--- Items from an interface collection ---
● ● ● ● ● ● ●
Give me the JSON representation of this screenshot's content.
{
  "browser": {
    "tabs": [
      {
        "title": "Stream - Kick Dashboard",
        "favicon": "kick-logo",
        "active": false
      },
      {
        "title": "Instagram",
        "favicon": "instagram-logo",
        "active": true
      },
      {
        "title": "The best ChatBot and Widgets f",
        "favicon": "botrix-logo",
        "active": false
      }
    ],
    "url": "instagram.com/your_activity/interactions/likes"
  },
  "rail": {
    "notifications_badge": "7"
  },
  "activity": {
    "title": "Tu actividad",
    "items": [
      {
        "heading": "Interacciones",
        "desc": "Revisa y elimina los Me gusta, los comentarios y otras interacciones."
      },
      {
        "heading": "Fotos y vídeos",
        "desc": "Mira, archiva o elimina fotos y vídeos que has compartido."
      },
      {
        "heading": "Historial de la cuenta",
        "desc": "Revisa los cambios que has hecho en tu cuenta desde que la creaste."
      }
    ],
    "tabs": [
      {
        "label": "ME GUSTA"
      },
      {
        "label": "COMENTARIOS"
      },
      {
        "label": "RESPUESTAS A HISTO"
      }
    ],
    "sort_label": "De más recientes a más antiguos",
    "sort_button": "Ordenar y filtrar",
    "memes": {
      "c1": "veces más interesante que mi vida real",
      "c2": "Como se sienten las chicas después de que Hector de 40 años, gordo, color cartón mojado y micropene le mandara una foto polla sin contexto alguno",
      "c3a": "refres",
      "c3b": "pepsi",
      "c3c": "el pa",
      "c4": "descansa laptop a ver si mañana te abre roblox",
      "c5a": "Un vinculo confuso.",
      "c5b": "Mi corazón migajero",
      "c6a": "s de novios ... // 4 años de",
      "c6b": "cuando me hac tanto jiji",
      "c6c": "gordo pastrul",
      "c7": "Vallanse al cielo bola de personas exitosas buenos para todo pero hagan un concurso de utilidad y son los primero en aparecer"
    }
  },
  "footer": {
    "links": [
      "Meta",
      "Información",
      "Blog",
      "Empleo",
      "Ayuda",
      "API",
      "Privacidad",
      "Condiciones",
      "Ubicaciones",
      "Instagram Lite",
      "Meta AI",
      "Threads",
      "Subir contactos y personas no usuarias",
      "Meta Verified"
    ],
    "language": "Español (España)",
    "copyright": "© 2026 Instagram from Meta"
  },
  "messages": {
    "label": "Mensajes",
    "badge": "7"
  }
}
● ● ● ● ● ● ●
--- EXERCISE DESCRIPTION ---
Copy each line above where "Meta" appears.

--- SOLVED PROBLEM ---
      "Meta",
      "Meta AI",
      "Meta Verified"
    "copyright": "© 2026 Instagram from Meta"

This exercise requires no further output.